A behind-the-scenes congressional battle to avoid a U.S. government shutdown broke into public view Thursday when Republicans produced a stopgap funding bill that Democrats immediately rejected.
The federal fiscal year ends September 30 and Congress must pass a spending measure by then to keep the government open. In recent years, lawmakers have seldom been able to agree on a full federal budget and instead have relied on stopgap measures.
Senate Majority Leader Mitch McConnell, a Kentucky Republican, capped weeks of labored negotiations by proposing a continuing resolution that would fund government agencies from October 1 through December 9 at an annual rate of just over $1 trillion.
The measure also includes $1.1 billion to combat the spreading Zika virus, $500 million in flood relief for states including Louisiana and funding for U.S. military operations overseas at an annual rate of $74 billion.
"There have been broad requests for a clean continuing resolution. So that's what I've just offered," said McConnell, who described the measure as a product of bipartisan negotiations.
No deal, Democrats say
But Democrats quickly opposed the resolution as "a Republican-only bill" that would not help Flint, Michigan, cope with lead-contaminated water and would leave in place a prohibition against the U.S. Securities and Exchange Commission requiring public companies to disclose political spending.

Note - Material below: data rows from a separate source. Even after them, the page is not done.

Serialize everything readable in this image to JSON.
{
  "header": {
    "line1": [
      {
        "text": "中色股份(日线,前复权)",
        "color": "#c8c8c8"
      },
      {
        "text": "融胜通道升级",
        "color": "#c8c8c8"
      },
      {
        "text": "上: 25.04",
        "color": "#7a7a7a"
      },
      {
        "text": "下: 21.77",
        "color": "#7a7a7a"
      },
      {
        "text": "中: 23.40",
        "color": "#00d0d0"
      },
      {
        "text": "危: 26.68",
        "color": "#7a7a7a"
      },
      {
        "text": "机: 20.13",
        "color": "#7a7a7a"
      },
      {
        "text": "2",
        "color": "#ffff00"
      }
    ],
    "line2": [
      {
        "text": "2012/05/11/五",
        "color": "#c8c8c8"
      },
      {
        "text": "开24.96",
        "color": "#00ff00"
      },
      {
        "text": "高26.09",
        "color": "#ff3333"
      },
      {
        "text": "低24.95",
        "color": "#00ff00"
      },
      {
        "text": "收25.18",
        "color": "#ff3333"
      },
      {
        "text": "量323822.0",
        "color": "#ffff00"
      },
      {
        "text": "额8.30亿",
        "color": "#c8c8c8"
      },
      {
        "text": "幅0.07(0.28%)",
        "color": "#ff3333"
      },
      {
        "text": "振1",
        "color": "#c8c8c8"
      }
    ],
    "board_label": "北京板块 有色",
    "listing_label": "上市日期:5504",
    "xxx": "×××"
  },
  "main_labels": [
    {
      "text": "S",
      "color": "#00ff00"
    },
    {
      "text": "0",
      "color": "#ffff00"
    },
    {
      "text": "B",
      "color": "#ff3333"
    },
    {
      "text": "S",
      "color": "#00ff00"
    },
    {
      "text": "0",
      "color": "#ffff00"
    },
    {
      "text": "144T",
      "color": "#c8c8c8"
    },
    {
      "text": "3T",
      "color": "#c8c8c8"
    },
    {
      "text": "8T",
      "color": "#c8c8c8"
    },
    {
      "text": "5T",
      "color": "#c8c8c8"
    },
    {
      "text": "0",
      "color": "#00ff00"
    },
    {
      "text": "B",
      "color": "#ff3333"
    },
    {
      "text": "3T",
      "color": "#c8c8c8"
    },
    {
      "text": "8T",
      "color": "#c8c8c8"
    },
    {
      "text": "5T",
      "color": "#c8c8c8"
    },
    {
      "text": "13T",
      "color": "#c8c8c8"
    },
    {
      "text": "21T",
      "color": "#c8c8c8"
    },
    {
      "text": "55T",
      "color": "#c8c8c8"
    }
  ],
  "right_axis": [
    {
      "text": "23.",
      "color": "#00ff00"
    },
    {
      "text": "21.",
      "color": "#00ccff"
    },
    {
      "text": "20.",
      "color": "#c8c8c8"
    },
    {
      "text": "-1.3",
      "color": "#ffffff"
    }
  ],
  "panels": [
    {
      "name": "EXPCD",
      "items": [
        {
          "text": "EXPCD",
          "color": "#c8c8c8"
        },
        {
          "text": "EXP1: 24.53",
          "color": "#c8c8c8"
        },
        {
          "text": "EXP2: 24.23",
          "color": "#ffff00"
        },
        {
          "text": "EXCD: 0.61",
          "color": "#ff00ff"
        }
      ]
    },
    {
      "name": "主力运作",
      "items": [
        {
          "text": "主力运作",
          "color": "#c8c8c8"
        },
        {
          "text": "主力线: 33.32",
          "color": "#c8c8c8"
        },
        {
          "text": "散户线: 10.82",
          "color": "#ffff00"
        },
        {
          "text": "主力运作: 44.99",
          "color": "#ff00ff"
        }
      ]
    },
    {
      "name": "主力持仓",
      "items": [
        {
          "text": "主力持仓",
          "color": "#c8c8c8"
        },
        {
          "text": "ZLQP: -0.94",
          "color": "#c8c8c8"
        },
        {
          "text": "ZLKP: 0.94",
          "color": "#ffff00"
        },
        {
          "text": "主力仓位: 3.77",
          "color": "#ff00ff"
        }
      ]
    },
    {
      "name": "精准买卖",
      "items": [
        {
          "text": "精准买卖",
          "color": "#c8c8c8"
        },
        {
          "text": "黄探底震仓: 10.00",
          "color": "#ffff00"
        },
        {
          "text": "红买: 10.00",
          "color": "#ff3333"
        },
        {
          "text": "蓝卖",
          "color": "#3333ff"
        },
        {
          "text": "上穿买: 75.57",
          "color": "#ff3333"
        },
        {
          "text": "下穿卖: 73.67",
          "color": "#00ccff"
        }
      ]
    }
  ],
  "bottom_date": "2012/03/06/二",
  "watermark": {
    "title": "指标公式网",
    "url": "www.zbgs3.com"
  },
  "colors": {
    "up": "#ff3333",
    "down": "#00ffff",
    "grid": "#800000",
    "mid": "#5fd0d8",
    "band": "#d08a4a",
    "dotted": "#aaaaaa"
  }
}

"We Democrats cannot vote for that," said Senator Barbara Mikulski of Maryland, top Democrat on the Senate Appropriations Committee.
McConnell left out a provision backed by Republican presidential nominee Donald Trump and his former White House rival, Senator Ted Cruz of Texas, that would have stopped the U.S. government from moving oversight of the internet's technical management to a global community of stakeholders on October 1.
Also absent was language that would have enabled the U.S. Export-Import Bank to approve loans or guarantees of more than $10 million. Republicans and Democrats had sought to include a provision, but the issue proved too controversial for the must-pass funding resolution.
A senior Republican aide said the Senate would begin voting on the funding legislation as early as Monday.